(Material to process begins)
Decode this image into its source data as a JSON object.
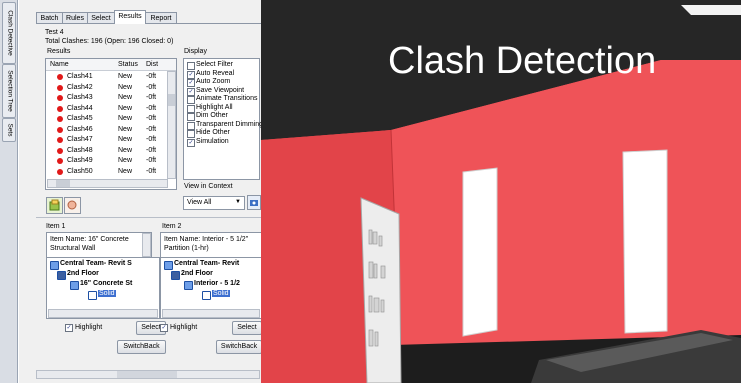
{
  "side_tabs": [
    "Clash Detective",
    "Selection Tree",
    "Sets"
  ],
  "tabs": [
    "Batch",
    "Rules",
    "Select",
    "Results",
    "Report"
  ],
  "active_tab": "Results",
  "test_name": "Test 4",
  "summary": "Total Clashes: 196 (Open: 196  Closed: 0)",
  "results": {
    "group_label": "Results",
    "columns": [
      "Name",
      "Status",
      "Dist"
    ],
    "rows": [
      {
        "name": "Clash41",
        "status": "New",
        "dist": "-0ft"
      },
      {
        "name": "Clash42",
        "status": "New",
        "dist": "-0ft"
      },
      {
        "name": "Clash43",
        "status": "New",
        "dist": "-0ft"
      },
      {
        "name": "Clash44",
        "status": "New",
        "dist": "-0ft"
      },
      {
        "name": "Clash45",
        "status": "New",
        "dist": "-0ft"
      },
      {
        "name": "Clash46",
        "status": "New",
        "dist": "-0ft"
      },
      {
        "name": "Clash47",
        "status": "New",
        "dist": "-0ft"
      },
      {
        "name": "Clash48",
        "status": "New",
        "dist": "-0ft"
      },
      {
        "name": "Clash49",
        "status": "New",
        "dist": "-0ft"
      },
      {
        "name": "Clash50",
        "status": "New",
        "dist": "-0ft"
      }
    ],
    "status_color": "#e11919"
  },
  "display": {
    "label": "Display",
    "options": [
      {
        "label": "Select Filter",
        "checked": false
      },
      {
        "label": "Auto Reveal",
        "checked": true
      },
      {
        "label": "Auto Zoom",
        "checked": true
      },
      {
        "label": "Save Viewpoint",
        "checked": true
      },
      {
        "label": "Animate Transitions",
        "checked": false
      },
      {
        "label": "Highlight All",
        "checked": false
      },
      {
        "label": "Dim Other",
        "checked": false
      },
      {
        "label": "Transparent Dimming",
        "checked": false
      },
      {
        "label": "Hide Other",
        "checked": false
      },
      {
        "label": "Simulation",
        "checked": true
      }
    ],
    "view_in_context_label": "View in Context",
    "view_select_value": "View All"
  },
  "item1": {
    "label": "Item 1",
    "item_name": "Item Name: 16\" Concrete Structural Wall",
    "tree": [
      "Central Team- Revit S",
      "2nd Floor",
      "16\" Concrete St",
      "Solid"
    ],
    "highlight_label": "Highlight",
    "select_label": "Select",
    "switchback_label": "SwitchBack"
  },
  "item2": {
    "label": "Item 2",
    "item_name": "Item Name: Interior - 5 1/2\" Partition (1-hr)",
    "tree": [
      "Central Team- Revit",
      "2nd Floor",
      "Interior - 5 1/2",
      "Solid"
    ],
    "highlight_label": "Highlight",
    "select_label": "Select",
    "switchback_label": "SwitchBack"
  },
  "overlay_title": "Clash Detection",
  "colors": {
    "wall_red": "#ea4e53",
    "ceiling": "#262626",
    "floor": "#1d1d1d",
    "door": "#ffffff"
  }
}
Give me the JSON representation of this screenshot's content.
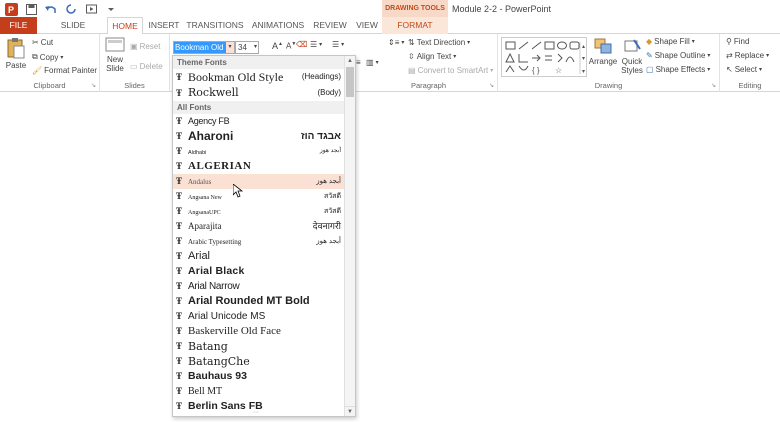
{
  "app": {
    "document_title": "Module 2-2 - PowerPoint",
    "contextual_tab_group": "DRAWING TOOLS"
  },
  "tabs": [
    {
      "label": "FILE"
    },
    {
      "label": "SLIDE MASTER"
    },
    {
      "label": "HOME"
    },
    {
      "label": "INSERT"
    },
    {
      "label": "TRANSITIONS"
    },
    {
      "label": "ANIMATIONS"
    },
    {
      "label": "REVIEW"
    },
    {
      "label": "VIEW"
    },
    {
      "label": "FORMAT"
    }
  ],
  "clipboard": {
    "paste": "Paste",
    "cut": "Cut",
    "copy": "Copy",
    "format_painter": "Format Painter",
    "label": "Clipboard"
  },
  "slides": {
    "new_slide": "New",
    "new_slide2": "Slide",
    "reset": "Reset",
    "delete": "Delete",
    "label": "Slides"
  },
  "font": {
    "name": "Bookman Old S",
    "size": "34"
  },
  "paragraph": {
    "text_direction": "Text Direction",
    "align_text": "Align Text",
    "convert_smartart": "Convert to SmartArt",
    "label": "Paragraph"
  },
  "drawing": {
    "arrange": "Arrange",
    "quick_styles": "Quick",
    "quick_styles2": "Styles",
    "shape_fill": "Shape Fill",
    "shape_outline": "Shape Outline",
    "shape_effects": "Shape Effects",
    "label": "Drawing"
  },
  "editing": {
    "find": "Find",
    "replace": "Replace",
    "select": "Select",
    "label": "Editing"
  },
  "dropdown": {
    "theme_header": "Theme Fonts",
    "theme_fonts": [
      {
        "name": "Bookman Old Style",
        "sample": "(Headings)"
      },
      {
        "name": "Rockwell",
        "sample": "(Body)"
      }
    ],
    "all_header": "All Fonts",
    "all_fonts": [
      {
        "name": "Agency FB",
        "sample": ""
      },
      {
        "name": "Aharoni",
        "sample": "אבגד הוז"
      },
      {
        "name": "Aldhabi",
        "sample": "أبجد هوز"
      },
      {
        "name": "ALGERIAN",
        "sample": ""
      },
      {
        "name": "Andalus",
        "sample": "أبجد هوز"
      },
      {
        "name": "Angsana New",
        "sample": "สวัสดี"
      },
      {
        "name": "AngsanaUPC",
        "sample": "สวัสดี"
      },
      {
        "name": "Aparajita",
        "sample": "देवनागरी"
      },
      {
        "name": "Arabic Typesetting",
        "sample": "أبجد هوز"
      },
      {
        "name": "Arial",
        "sample": ""
      },
      {
        "name": "Arial Black",
        "sample": ""
      },
      {
        "name": "Arial Narrow",
        "sample": ""
      },
      {
        "name": "Arial Rounded MT Bold",
        "sample": ""
      },
      {
        "name": "Arial Unicode MS",
        "sample": ""
      },
      {
        "name": "Baskerville Old Face",
        "sample": ""
      },
      {
        "name": "Batang",
        "sample": ""
      },
      {
        "name": "BatangChe",
        "sample": ""
      },
      {
        "name": "Bauhaus 93",
        "sample": ""
      },
      {
        "name": "Bell MT",
        "sample": ""
      },
      {
        "name": "Berlin Sans FB",
        "sample": ""
      }
    ],
    "hovered_font": "Andalus"
  },
  "colors": {
    "accent": "#c43e1c",
    "hover": "#fbe0d4"
  }
}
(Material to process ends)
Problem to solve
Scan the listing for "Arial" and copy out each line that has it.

Result
        "name": "Arial",
        "name": "Arial Black",
        "name": "Arial Narrow",
        "name": "Arial Rounded MT Bold",
        "name": "Arial Unicode MS",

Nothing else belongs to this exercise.